- Fine Cheesecloth – My tofu mold actually came with a cloth which is quite good. However, the brand is not consistent about including it. I found THIS cheesecloth which is grade 100 and larger. I love that it’s strong and versatile so I can use it for many things.
- Nut milk/ Soy Milk bag – this is a strong, fine bag made for straining the milk from the puree.
Ways to Cook Homemade Black Soybean Tofu
I tested cooking this homemade black soybean tofu various ways and I can confidently recommend using it in any recipe that calls for regular firm tofu.
Air fried results
Whether seasoned or plain, coated with oil or without, Black Soybean Tofu performed wonderfully. Pictured below, from left to right, a column of seasoned black soybean tofu, the same with oil, then simply salted plain black soybean tofu coated with oil, and the same without oil.
After air frying for 10 minutes at 400°F, the tofu was lightly puffed and delicious. The tofu with oil was crispier while tofu air fried without oil was chewier.
Pan fried results
In this test, I lightly oiled a non-stick pan and pan-fried the tofu over medium high heat. I left some plain and some seasoned with nutritional yeast, onion powder, garlic powder, salt, and pepper.
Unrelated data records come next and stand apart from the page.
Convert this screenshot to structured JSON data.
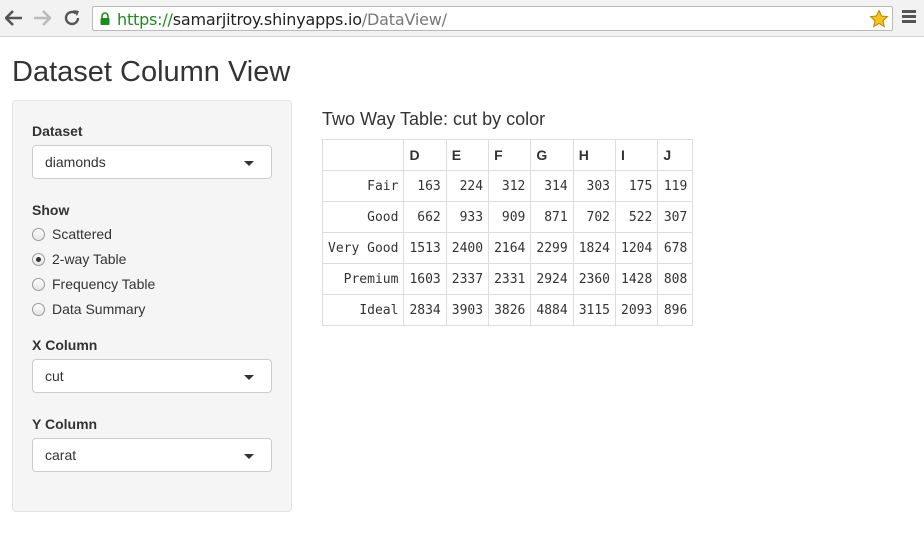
{
  "browser": {
    "url_scheme": "https://",
    "url_host": "samarjitroy.shinyapps.io",
    "url_path": "/DataView/"
  },
  "page": {
    "title": "Dataset Column View"
  },
  "sidebar": {
    "dataset_label": "Dataset",
    "dataset_value": "diamonds",
    "show_label": "Show",
    "show_options": [
      {
        "label": "Scattered",
        "checked": false
      },
      {
        "label": "2-way Table",
        "checked": true
      },
      {
        "label": "Frequency Table",
        "checked": false
      },
      {
        "label": "Data Summary",
        "checked": false
      }
    ],
    "xcol_label": "X Column",
    "xcol_value": "cut",
    "ycol_label": "Y Column",
    "ycol_value": "carat"
  },
  "output": {
    "title": "Two Way Table: cut by color",
    "columns": [
      "",
      "D",
      "E",
      "F",
      "G",
      "H",
      "I",
      "J"
    ],
    "rows": [
      {
        "label": "Fair",
        "values": [
          "163",
          "224",
          "312",
          "314",
          "303",
          "175",
          "119"
        ]
      },
      {
        "label": "Good",
        "values": [
          "662",
          "933",
          "909",
          "871",
          "702",
          "522",
          "307"
        ]
      },
      {
        "label": "Very Good",
        "values": [
          "1513",
          "2400",
          "2164",
          "2299",
          "1824",
          "1204",
          "678"
        ]
      },
      {
        "label": "Premium",
        "values": [
          "1603",
          "2337",
          "2331",
          "2924",
          "2360",
          "1428",
          "808"
        ]
      },
      {
        "label": "Ideal",
        "values": [
          "2834",
          "3903",
          "3826",
          "4884",
          "3115",
          "2093",
          "896"
        ]
      }
    ]
  }
}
While not as crispy as the air-fried tofu, they were still delicious. The interior was more moist and not puffy like the air fried version.
After boiling these cubes of black soybean tofu for one minute over high heat, they stayed completely intact. The texture became softer and bouncier.
Printable Recipe for How To Make Black Soybean Tofu
- 1 lb dry black soybeans (454g)
- 1 1/2 tsp gypsum (food grade calcium sulphate)
- soak black soybeans in triple their volume in water (the will double in size) and refrigerate overnight
- drain and rinse the beans. Then divide into two portions. Blend each half with 1 liter of water in your high speed blender; 20 seconds on high. Avoid over-blending as it will make straining more difficult.
- use a nutmilk / soymilk bag to strain out the pulp. Reserve the pulp for other recipes (search for okara or soy pulp recipes).
- cook the raw soymilk by bringing it to a boil, then lowering the heat to a simmer. Simmer for 15 to 20 minutes. If the milk becomes very thick, you can add extra water to thin it out.
- Mix your gypsum with 1/2 cup of room temperature water. After the soymilk is cooked, check that it is at 180°F before stirring in the coagulant mixture. Cover and let it sit on the warm stovetop for 15 minutes to fully coagulate.
- Transfer the curds to your cheesecloth-lined tofu press. Fold the cloth over so no curds can sneak out. Add the pressing lid and twist the knob to add more pressure. Drain away the whey. Reserve the whey to use in broths, soups, or sauces. Chill the whole thing for 4 hours to overnight.
- Afterwards, unwrap and enjoy!